Bose ended his speech with a poem by Rabindranath Tagore written on the last day of the 19th Century:

The last sun of the century sets amidst the blood-red clouds of the West and the whirlwind of hatred.

The naked passion of self-love of Nations, in its drunken delirium of greed, is dancing to the clash of steel and the howling verses of vengeance.

The hungry self of the Nation shall burst in a violence of fury from its own shameless feeding.

For it has made the world its food,

And licking it, crunching it, and swallowing it in big morsels,

It swells and swells

Till in the midst of its unholy feast descends the sudden heaven piercing its heart of grossness.

The crimson glow of light on the horizon is not the light of thy dawn of peace, my Motherland.

It is the glimmer of the funeral pyre burning to ashes the vast flesh, - the self-love of the Nation, - dead under its own excess.

Thy morning waits behind the patient dark of the East, Meek and silent.

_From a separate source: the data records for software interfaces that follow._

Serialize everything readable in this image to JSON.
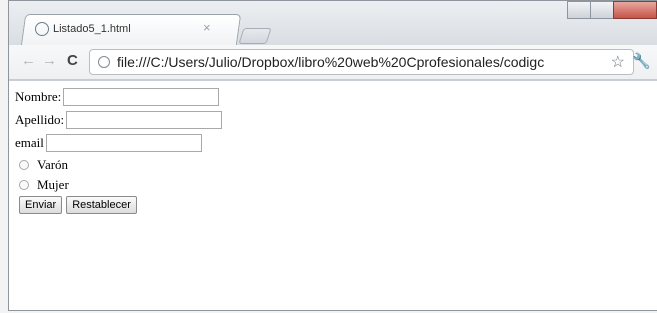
{
  "browser": {
    "tab": {
      "title": "Listado5_1.html",
      "close_glyph": "×"
    },
    "toolbar": {
      "back_glyph": "←",
      "forward_glyph": "→",
      "reload_glyph": "C",
      "url": "file:///C:/Users/Julio/Dropbox/libro%20web%20Cprofesionales/codigc",
      "star_glyph": "☆",
      "wrench_glyph": "🔧"
    }
  },
  "form": {
    "nombre_label": "Nombre:",
    "nombre_value": "",
    "apellido_label": "Apellido:",
    "apellido_value": "",
    "email_label": "email",
    "email_value": "",
    "radio_varon_label": "Varón",
    "radio_mujer_label": "Mujer",
    "submit_label": "Enviar",
    "reset_label": "Restablecer"
  }
}
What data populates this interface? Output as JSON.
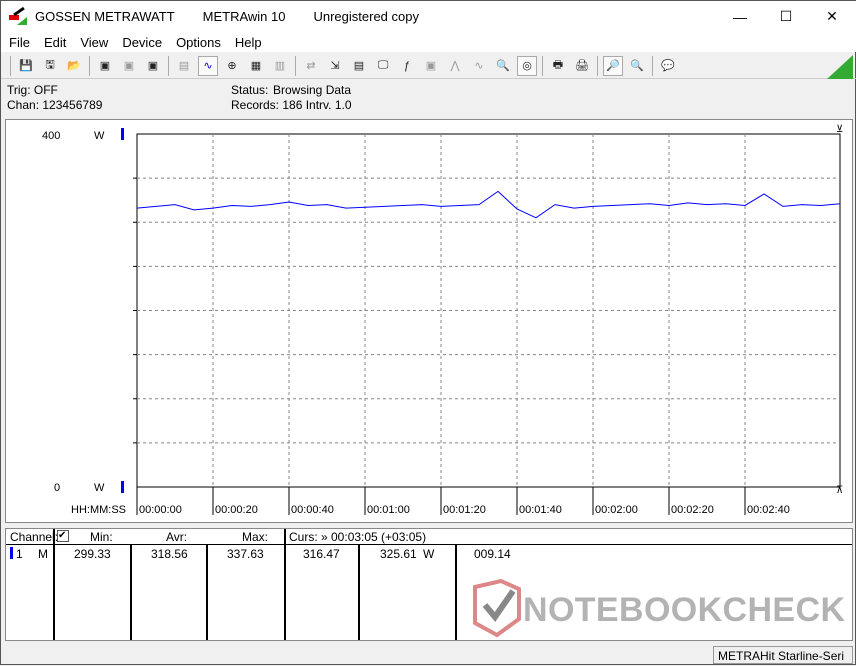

Keep watch, India.

Bring your offerings of worship for that sacred sunrise.

Let the first hymn of its welcome sound in your voice, and sing,

'Come, Peace, thou daughter of God's own great suffering.

Come with thy treasure of contentment, the sword of fortitude,

And meekness crowning thy forehead.'

Be not ashamed, my brothers, to stand before the proud and the powerful

With your white robe of simpleness.

Let your crown be of humility, your freedom the freedom of the soul.

Build God's throne daily upon the ample bareness of your poverty

And know that what is huge is not great and pride is not everlasting.